Where do you get your ideas for WIL program topics?
In the beginning, the core team identified the discussion topics but by the end of our first year, we started an annual survey to our community to ensure we focused on those topics most relevant to them. We support monthly programs in two formats: learning and storytelling. The learning programs focus on skills/behaviors while in the storytelling sessions, leaders share their personal journey that put them in their current position with TTEC. All of our programs are broadcast globally, recorded, and available on our intranet site for viewing or reviewing by any TTEC employee.
What impact has WIL had on TTEC and its employees?
Our first goal was simply to create awareness of gender diversity across the company. Since then, we’ve implemented several initiatives and reported key gender diversity statistics across the enterprise. For example, we have great female representation across the company as a whole at 55 percent, which is fantastic!
We are working to get TTEC and our strong female leaders recognized externally. In 2019, TTEC was named a Best Company for Diversity by Comparably, a workplace culture and compensation site. In Q1 of 2020, two of our female leaders were named finalists for Stevie Awards in Sales and Customer Service, which will be announced on February 28, 2020.
What advice do you have for other organizations on how to create their own employee resource groups?
WIL began as a grassroot effort with a handful of passionate people and zero budget. When starting a grassroots initiative, it is critical to start small and slow—do not overcommit! Trying to do too much at once will either burn your team out or lead to public failure; neither of which is conducive to success. Define the ‘true North’ of your initiative and then build your strategic and operational plans around it.
When people ask how can they get involved on the core team, be very clear on what the requirements and expectations are. It’s easy to get excited about contributing, but people get distracted and busy. Be prepared to have tough conversations with those who aren’t delivering what’s needed. And, always review your mission. Are the targets that you’re pursuing aligned with your mission? You don’t want to change your mission each year, but be open to revising it as time goes on.
There’s only so much time in the day, so you have to be smart about how you spend your time and your energy. Be practical and rinse and repeat what you can.

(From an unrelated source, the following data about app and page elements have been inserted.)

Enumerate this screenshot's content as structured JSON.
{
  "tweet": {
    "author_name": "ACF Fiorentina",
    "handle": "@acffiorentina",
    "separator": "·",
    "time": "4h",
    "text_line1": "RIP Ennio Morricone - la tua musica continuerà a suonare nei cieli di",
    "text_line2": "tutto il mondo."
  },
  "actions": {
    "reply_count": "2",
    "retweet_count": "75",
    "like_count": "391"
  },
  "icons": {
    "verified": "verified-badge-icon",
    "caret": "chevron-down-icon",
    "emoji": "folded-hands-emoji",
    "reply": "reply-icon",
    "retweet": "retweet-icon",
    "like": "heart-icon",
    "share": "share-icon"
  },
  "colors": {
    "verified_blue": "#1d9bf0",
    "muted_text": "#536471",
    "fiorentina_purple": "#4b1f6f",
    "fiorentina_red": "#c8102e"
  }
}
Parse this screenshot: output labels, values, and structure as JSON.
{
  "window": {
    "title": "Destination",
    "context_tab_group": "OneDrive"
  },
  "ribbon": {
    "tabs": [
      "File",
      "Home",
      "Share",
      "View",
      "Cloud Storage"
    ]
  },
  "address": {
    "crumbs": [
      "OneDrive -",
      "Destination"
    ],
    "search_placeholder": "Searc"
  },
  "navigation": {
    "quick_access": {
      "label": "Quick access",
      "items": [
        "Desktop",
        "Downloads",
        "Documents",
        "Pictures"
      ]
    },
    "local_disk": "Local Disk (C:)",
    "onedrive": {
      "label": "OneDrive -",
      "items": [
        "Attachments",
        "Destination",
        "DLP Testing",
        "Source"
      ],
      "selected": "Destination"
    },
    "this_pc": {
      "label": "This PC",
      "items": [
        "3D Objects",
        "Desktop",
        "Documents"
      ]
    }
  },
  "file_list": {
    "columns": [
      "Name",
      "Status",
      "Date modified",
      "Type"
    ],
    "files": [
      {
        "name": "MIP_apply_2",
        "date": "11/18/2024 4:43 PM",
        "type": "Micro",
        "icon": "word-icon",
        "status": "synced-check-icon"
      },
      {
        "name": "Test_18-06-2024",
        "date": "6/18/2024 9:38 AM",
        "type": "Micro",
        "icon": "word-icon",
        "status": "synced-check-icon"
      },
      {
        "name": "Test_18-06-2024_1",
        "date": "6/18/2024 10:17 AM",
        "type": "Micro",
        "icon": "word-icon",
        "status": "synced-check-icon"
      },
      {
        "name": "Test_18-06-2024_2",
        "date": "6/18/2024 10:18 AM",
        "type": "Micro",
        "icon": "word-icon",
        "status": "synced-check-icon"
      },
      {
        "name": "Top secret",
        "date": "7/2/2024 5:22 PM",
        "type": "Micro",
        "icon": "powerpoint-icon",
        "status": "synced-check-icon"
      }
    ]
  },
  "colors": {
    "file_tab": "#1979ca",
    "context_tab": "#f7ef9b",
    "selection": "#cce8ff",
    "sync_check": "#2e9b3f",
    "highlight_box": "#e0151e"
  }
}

That’s how an idea keeps growing.
Your Employee Resource Group Checklist
- Define your mission
- Start small and slow
- Communicate the requirements and expectations to contributors
- Don’t reinvent the wheel—reuse what you can
- Check in and review your mission regularly